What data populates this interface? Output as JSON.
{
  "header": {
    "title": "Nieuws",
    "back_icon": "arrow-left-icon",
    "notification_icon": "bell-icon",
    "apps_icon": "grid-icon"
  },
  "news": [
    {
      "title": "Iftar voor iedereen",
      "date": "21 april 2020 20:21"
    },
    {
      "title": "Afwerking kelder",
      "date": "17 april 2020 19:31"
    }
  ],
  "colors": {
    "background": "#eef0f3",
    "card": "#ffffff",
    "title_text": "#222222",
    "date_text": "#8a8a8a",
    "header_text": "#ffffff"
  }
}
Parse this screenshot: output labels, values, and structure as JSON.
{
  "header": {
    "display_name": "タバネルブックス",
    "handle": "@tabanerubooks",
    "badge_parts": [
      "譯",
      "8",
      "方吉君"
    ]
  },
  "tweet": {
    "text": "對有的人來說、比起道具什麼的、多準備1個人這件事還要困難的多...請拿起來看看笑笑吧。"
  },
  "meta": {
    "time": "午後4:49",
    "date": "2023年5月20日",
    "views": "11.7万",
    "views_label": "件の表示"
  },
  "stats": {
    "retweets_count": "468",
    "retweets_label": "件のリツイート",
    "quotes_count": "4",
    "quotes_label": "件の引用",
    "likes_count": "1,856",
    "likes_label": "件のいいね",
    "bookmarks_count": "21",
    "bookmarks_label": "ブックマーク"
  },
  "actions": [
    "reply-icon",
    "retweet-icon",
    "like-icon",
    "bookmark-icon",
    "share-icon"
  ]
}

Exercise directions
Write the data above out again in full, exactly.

Response to the task
What data populates this interface? Output as JSON.
{
  "header": {
    "title": "Nieuws",
    "back_icon": "arrow-left-icon",
    "notification_icon": "bell-icon",
    "apps_icon": "grid-icon"
  },
  "news": [
    {
      "title": "Iftar voor iedereen",
      "date": "21 april 2020 20:21"
    },
    {
      "title": "Afwerking kelder",
      "date": "17 april 2020 19:31"
    }
  ],
  "colors": {
    "background": "#eef0f3",
    "card": "#ffffff",
    "title_text": "#222222",
    "date_text": "#8a8a8a",
    "header_text": "#ffffff"
  }
}
Parse this screenshot: output labels, values, and structure as JSON.
{
  "header": {
    "display_name": "タバネルブックス",
    "handle": "@tabanerubooks",
    "badge_parts": [
      "譯",
      "8",
      "方吉君"
    ]
  },
  "tweet": {
    "text": "對有的人來說、比起道具什麼的、多準備1個人這件事還要困難的多...請拿起來看看笑笑吧。"
  },
  "meta": {
    "time": "午後4:49",
    "date": "2023年5月20日",
    "views": "11.7万",
    "views_label": "件の表示"
  },
  "stats": {
    "retweets_count": "468",
    "retweets_label": "件のリツイート",
    "quotes_count": "4",
    "quotes_label": "件の引用",
    "likes_count": "1,856",
    "likes_label": "件のいいね",
    "bookmarks_count": "21",
    "bookmarks_label": "ブックマーク"
  },
  "actions": [
    "reply-icon",
    "retweet-icon",
    "like-icon",
    "bookmark-icon",
    "share-icon"
  ]
}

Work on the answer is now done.